What to Expect for Your Exam

Imaging exams vary, but you’ll be in the expert hands of our team members in every instance. We’ve spent years working with patients to fully understand the questions you may have, the anxiety you may feel and how we can prepare you for your exam so you feel confident.

Most imaging exams require you to remove jewelry and other metallic accessories that may interfere with the study. Before your scan, you may be asked to remove these items and change into a hospital gown.

We’ll be sure to explain each step of your exam beforehand, as well as discuss any medications you’re taking and whether you feel uneasy in small spaces. Some exam equipment can feel confining, so we want to make sure you’re comfortable.

A physician reviewing MEG images on a computer monitor

Images in Motion
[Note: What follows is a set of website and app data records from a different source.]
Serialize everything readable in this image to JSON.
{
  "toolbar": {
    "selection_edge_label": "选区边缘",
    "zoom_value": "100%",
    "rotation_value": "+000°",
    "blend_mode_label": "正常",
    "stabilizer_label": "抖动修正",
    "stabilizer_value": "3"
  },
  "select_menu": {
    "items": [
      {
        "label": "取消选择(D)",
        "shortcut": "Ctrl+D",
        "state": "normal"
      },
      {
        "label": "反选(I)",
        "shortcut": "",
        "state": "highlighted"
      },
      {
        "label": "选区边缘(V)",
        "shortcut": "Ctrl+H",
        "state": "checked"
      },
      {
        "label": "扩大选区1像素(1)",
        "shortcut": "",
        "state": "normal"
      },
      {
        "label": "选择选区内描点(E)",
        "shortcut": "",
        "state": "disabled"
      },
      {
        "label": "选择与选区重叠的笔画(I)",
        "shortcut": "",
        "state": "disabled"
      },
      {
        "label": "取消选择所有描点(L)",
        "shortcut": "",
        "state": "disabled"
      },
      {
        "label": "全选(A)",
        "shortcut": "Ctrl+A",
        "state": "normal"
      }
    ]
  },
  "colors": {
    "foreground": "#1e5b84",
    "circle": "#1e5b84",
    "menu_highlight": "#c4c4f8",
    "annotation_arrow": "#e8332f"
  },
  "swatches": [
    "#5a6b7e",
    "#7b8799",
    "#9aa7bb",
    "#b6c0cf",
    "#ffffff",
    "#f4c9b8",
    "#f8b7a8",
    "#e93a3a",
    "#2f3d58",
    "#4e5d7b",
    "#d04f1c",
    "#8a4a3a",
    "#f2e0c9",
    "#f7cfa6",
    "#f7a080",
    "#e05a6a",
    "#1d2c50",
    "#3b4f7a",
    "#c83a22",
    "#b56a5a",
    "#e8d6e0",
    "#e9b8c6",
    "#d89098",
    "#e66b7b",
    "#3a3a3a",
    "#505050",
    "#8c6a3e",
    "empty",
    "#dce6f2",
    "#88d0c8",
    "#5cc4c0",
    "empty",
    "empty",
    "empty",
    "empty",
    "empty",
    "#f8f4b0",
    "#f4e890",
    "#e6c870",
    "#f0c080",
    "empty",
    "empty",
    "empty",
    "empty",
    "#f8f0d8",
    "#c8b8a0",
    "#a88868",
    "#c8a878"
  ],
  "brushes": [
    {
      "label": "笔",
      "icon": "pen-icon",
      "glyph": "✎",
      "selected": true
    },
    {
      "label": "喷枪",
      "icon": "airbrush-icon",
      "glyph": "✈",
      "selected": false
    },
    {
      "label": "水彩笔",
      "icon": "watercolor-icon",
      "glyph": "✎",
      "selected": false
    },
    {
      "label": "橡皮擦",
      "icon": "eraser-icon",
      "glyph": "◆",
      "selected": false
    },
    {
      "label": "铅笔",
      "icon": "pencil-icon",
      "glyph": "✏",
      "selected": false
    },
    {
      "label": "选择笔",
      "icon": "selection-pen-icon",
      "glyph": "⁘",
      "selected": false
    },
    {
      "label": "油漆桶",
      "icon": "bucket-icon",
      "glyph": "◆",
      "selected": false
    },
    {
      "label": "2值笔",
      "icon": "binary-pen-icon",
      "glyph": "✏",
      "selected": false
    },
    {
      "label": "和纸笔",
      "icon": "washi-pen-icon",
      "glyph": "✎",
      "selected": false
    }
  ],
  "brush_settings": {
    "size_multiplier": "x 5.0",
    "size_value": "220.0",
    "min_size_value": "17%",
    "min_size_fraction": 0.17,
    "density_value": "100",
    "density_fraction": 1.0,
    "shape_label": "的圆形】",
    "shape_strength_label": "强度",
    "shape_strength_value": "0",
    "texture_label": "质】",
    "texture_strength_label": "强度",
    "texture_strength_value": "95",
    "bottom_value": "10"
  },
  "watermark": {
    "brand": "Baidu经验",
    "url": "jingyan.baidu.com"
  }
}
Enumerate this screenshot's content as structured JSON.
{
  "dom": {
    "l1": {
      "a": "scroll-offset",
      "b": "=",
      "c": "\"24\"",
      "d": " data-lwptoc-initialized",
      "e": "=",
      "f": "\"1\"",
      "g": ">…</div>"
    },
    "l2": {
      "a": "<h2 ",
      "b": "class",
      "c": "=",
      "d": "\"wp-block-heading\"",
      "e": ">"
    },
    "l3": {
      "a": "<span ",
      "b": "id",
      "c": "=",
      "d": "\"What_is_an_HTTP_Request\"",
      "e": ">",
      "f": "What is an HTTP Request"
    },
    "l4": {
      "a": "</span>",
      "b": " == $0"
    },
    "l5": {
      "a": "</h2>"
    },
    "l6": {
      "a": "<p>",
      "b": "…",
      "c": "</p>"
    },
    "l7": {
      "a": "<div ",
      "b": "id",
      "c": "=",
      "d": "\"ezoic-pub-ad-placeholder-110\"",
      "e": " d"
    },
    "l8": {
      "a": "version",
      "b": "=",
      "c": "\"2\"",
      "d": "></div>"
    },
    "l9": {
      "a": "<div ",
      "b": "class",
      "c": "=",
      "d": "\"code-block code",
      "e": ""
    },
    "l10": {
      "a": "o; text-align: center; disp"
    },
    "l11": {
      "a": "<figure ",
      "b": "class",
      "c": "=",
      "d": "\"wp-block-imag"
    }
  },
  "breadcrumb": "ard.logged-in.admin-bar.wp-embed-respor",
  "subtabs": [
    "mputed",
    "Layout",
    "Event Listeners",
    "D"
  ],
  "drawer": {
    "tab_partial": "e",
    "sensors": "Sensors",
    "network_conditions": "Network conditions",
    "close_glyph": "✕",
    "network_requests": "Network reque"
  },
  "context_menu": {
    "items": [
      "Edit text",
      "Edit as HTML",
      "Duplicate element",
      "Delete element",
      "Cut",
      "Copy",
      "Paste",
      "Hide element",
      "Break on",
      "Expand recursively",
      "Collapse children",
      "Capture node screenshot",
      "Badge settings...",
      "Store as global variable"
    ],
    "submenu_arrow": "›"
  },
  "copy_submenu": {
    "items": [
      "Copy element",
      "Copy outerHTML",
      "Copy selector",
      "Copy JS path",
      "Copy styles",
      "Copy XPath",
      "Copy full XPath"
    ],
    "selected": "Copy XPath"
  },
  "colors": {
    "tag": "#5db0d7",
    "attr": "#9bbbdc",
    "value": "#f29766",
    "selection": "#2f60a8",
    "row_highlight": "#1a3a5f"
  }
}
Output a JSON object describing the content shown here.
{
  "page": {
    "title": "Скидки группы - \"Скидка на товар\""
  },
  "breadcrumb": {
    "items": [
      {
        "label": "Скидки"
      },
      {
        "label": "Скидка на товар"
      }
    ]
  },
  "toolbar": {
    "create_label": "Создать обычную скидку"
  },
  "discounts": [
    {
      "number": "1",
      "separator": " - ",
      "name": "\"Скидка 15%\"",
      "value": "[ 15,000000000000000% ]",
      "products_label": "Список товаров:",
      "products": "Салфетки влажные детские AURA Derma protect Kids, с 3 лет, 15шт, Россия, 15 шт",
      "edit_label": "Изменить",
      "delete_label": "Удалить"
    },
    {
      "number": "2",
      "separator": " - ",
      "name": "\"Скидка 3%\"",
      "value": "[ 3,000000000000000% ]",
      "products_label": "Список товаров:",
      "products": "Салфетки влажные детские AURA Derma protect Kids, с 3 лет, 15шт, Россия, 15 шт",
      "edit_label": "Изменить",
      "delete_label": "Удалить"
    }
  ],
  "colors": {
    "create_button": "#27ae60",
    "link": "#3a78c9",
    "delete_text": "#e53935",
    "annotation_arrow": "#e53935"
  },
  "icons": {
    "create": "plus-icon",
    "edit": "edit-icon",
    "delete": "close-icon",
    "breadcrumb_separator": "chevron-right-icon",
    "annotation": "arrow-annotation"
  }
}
In some instances, we may need to know more than what the inside of your body looks like. Sometimes we need to see how it functions. To understand your body's processing and circulation, we use nuclear imaging to see tissue and organs like your heart. 

Nuclear imaging combines imaging analysis equipment with a liquid dye called contrast (or radiotracer) that you consume before your exam. The contrast is radioactive, which is how our scanners can see it when it travels through your body. Administered via an injection or by swallowing, contrast dye is a safe and effective way for us to diagnose health issues to ensure you get the best possible care.